## Records provided
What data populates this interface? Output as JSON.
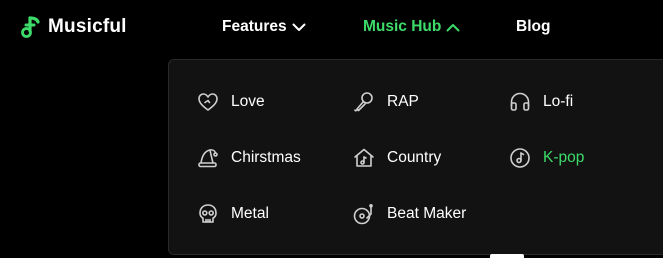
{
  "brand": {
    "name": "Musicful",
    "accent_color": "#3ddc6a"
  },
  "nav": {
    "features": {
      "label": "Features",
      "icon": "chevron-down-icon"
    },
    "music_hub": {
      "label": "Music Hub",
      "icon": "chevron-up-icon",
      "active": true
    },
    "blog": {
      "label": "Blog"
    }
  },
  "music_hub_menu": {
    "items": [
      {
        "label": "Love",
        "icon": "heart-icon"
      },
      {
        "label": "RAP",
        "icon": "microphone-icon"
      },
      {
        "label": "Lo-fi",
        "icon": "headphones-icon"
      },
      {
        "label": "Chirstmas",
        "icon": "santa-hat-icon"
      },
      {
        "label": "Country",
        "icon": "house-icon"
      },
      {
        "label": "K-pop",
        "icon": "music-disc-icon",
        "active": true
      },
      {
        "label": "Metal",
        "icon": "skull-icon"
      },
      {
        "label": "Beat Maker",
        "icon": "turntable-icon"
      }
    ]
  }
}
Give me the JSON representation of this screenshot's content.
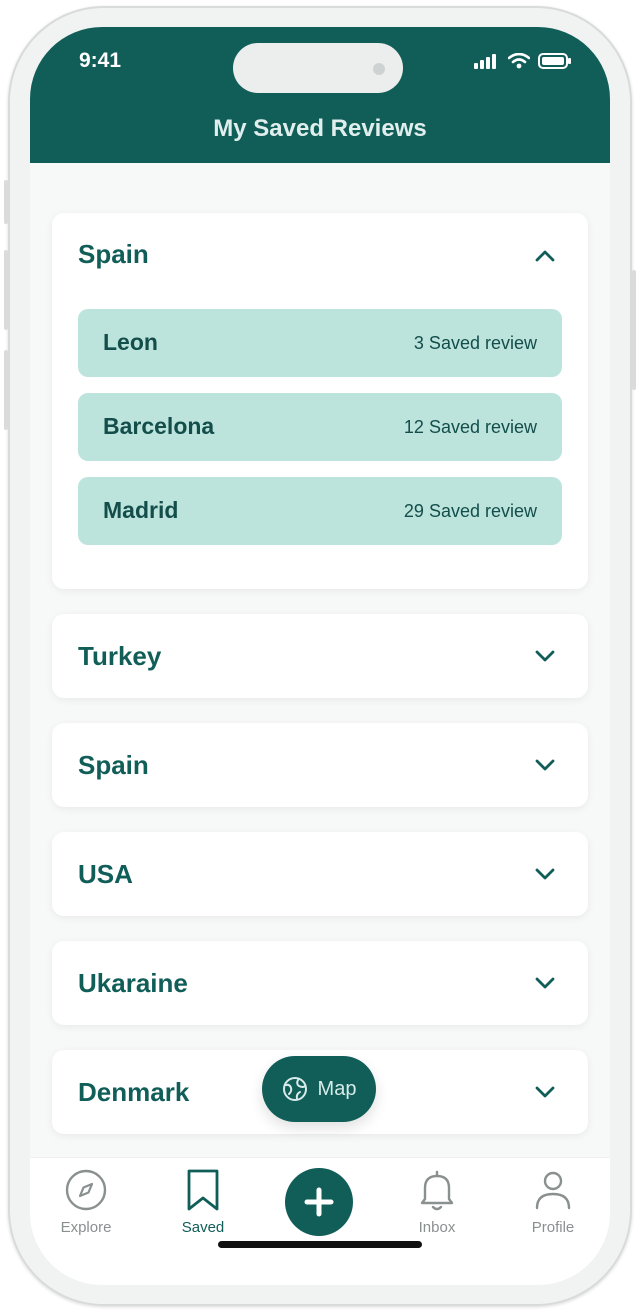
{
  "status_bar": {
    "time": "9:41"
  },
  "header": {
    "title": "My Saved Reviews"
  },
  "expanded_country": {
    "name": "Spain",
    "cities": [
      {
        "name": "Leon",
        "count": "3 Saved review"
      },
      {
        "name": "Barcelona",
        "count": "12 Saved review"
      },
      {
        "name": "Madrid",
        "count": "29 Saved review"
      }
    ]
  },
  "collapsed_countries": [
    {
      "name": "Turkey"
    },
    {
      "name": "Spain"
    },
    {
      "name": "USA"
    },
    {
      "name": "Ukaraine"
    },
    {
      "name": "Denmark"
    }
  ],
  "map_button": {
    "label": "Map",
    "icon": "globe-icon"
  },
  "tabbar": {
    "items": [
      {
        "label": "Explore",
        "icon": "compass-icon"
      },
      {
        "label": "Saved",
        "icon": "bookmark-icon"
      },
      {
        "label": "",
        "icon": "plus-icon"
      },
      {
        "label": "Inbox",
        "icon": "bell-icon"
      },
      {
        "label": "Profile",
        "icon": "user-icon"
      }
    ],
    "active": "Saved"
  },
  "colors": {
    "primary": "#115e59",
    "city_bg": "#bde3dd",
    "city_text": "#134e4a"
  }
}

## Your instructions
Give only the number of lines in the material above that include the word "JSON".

## Task answer
2